Make sure to get the number of dots right. Remember it is two for q. Which rhymes.
Now let’s learn another letter. This is a letter so horrible and hard to pronounce, it is known only as... THE DENTIST! I really hate this letter. Actually you might remember that it is called `ain (pronounced like german ein). But in Michel Thomas it’s normally referred to as the dentist. This is not like a glottal stop. It is like you are being strangled while saying the neighbouring vowels.
It is often written as a superscript letter c.
In arabic it is also written like a lowercase letter c. At the start of a word, it looks like this:
But when it is written by itself, it gets a flourishy tail like this:
So that it looks like a backwards number 3.
But in the middle of the word, or at the end of a word, something very unfortunate happens to the c. You see, when you write the c in cursive so that it links to the letter before it, in order to write the c without lifting your pen, the c ends up looking like a loop rather than like a c. For example here is the dentist letter `ain written in the middle of a word:
Notice how it looks just like the f and the q in the middle of a word, but without any dots? It is not an f or a q, it is the c-shaped ain, cursed by the cursive script to look like a loop instead of itself.
At the end of the word it should have a flourishy tail that makes it look like a backwards 3, but because it is connected to the letter before, it looses its c shape again:
All this makes it harder to read, but much easier to write, which is of course why it is written that way.
In English `ain can be written as a backwards apostrophe, or as a c superscript.
Here is the arabic word "with" (maCa):
The vowels are not written, but the `ain still is.
Another equally bad letter is the letter ghain. It is the GH sound from Arabic words "Ghoul" and "Ghana", but it sounds more like a distorted letter R. Ghain is written exactly the same as `ain, but with a dot above it. So ghain is a c with a dot:
Unfortunately, because it has a dot above it, and in the middle of a word it looks like a loop, that makes it basically identical to the letter F in the middle of a word! Here is the letter ghain and the letter F in the middle of a word:

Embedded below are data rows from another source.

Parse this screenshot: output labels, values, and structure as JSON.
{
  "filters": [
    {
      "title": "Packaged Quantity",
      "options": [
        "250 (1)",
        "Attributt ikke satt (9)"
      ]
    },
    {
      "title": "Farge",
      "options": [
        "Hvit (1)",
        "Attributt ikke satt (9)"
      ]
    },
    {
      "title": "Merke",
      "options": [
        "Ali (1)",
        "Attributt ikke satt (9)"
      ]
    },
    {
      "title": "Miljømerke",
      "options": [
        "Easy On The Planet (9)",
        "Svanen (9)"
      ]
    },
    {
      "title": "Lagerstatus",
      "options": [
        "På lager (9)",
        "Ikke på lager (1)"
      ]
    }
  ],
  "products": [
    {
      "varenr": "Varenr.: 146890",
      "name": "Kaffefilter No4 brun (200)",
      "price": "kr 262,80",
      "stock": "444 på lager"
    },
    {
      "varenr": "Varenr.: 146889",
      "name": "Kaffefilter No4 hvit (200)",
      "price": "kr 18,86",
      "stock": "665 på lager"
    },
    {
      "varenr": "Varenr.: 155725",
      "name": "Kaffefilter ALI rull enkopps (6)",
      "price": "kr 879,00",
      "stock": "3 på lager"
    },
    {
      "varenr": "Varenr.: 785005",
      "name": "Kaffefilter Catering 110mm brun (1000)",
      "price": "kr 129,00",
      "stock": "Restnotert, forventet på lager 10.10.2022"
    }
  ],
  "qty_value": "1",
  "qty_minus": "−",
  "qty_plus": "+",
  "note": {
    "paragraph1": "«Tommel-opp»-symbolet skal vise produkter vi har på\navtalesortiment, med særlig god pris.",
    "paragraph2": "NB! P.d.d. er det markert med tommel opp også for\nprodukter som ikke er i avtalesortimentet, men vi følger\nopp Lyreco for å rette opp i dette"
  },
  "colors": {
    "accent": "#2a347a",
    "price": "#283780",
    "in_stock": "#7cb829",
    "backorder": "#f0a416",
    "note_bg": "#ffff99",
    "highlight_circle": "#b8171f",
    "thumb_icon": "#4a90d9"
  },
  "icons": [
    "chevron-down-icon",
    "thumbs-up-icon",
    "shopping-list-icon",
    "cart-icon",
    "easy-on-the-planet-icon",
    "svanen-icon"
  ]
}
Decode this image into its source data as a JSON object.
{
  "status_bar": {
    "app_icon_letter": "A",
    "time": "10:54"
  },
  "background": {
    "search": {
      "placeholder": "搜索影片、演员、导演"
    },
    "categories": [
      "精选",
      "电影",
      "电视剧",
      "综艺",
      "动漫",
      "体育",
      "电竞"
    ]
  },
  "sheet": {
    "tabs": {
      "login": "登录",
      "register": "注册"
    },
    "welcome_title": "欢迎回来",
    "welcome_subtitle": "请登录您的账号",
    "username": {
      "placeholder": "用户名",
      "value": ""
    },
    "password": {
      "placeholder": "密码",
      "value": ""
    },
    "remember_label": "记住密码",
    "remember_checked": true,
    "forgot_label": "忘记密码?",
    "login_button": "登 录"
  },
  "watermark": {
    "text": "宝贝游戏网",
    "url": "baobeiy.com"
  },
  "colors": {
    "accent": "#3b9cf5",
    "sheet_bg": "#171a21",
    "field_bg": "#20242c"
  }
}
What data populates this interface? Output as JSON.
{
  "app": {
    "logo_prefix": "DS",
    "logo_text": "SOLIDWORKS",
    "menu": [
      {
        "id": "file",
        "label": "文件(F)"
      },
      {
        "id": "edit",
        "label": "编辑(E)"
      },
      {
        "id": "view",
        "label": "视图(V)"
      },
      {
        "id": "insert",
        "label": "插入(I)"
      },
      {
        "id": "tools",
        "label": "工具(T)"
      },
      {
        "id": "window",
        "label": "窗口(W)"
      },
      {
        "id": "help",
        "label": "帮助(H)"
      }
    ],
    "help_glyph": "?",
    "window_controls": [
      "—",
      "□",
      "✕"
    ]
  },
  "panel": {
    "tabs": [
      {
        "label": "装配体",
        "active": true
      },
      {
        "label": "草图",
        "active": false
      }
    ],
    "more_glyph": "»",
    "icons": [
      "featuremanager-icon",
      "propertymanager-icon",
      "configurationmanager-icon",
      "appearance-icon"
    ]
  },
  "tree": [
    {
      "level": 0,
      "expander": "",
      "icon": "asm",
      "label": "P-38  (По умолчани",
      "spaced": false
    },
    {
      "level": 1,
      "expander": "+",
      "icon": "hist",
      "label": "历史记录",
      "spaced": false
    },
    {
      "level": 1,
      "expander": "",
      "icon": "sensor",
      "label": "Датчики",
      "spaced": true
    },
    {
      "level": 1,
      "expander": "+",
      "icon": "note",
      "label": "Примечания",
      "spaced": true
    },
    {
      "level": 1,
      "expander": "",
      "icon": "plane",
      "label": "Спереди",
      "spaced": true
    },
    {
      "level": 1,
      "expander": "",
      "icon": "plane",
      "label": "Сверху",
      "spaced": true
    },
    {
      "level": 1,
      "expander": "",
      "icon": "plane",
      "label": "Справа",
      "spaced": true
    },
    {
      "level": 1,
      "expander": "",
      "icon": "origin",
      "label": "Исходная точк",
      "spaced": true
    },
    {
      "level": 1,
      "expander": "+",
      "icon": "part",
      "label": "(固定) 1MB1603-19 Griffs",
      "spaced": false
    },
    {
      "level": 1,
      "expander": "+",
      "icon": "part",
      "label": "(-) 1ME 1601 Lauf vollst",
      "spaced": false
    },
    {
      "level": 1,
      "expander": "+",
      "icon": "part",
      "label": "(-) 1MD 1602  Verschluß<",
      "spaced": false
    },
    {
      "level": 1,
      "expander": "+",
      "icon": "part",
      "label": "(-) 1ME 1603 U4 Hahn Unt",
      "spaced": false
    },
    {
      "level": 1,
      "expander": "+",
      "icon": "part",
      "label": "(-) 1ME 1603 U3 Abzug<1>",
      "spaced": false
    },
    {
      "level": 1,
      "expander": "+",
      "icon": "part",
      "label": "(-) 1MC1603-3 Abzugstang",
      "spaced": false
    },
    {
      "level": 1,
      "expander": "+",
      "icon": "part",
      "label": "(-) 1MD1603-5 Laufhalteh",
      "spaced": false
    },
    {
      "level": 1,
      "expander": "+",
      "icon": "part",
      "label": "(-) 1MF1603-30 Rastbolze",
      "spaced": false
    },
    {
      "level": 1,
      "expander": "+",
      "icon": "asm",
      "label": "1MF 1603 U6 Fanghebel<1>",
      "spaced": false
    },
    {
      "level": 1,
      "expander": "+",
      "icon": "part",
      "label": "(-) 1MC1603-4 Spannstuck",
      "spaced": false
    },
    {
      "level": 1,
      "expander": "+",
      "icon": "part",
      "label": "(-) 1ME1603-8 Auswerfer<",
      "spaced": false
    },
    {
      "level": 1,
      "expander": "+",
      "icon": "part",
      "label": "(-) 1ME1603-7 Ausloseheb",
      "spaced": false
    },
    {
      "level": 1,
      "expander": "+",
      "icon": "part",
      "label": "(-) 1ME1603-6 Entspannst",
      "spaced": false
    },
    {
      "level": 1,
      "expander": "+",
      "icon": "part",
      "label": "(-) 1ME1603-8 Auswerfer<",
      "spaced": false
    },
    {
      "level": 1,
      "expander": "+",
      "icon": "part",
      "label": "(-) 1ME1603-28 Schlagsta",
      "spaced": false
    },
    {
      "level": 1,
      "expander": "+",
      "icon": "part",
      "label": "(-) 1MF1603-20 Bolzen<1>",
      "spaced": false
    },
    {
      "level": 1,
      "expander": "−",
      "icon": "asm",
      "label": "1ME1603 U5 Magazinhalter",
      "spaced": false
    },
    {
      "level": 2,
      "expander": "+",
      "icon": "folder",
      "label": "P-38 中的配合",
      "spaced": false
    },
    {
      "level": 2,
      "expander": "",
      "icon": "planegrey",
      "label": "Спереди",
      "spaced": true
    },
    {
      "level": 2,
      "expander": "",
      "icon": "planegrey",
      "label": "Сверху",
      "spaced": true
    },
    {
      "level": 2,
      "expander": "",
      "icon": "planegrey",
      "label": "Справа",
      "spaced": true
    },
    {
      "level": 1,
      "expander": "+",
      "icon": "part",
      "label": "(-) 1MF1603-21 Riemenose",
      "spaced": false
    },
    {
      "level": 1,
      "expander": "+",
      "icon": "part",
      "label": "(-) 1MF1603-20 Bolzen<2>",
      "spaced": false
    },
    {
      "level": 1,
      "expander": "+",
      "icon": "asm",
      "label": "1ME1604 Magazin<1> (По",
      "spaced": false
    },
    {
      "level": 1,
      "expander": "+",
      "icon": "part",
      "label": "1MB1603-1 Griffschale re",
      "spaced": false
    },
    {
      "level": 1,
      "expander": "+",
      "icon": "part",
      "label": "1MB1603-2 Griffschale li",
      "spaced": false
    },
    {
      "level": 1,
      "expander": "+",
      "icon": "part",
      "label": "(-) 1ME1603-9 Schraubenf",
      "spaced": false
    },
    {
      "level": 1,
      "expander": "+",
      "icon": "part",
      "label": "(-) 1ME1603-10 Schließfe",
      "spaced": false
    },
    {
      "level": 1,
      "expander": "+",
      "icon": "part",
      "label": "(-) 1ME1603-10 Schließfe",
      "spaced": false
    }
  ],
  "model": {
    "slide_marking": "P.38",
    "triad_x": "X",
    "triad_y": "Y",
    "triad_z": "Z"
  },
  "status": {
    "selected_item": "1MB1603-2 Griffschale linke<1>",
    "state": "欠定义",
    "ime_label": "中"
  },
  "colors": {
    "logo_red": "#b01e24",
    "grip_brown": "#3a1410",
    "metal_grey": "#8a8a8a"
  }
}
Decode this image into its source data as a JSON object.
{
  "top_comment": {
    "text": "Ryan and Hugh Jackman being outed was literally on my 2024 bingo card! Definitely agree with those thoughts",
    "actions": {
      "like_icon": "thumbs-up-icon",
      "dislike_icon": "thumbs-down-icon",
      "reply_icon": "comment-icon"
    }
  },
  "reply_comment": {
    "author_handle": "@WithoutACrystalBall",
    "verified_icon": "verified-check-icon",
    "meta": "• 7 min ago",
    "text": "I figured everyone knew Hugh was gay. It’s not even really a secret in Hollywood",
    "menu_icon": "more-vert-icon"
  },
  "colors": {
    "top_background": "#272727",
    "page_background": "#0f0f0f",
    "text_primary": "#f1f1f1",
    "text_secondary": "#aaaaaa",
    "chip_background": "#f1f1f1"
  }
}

The ghain is on the right. The difference between the two depends on the font.
Here is the word for "busy", "mashghuul":
Can you guess a much less confusing word for an African country: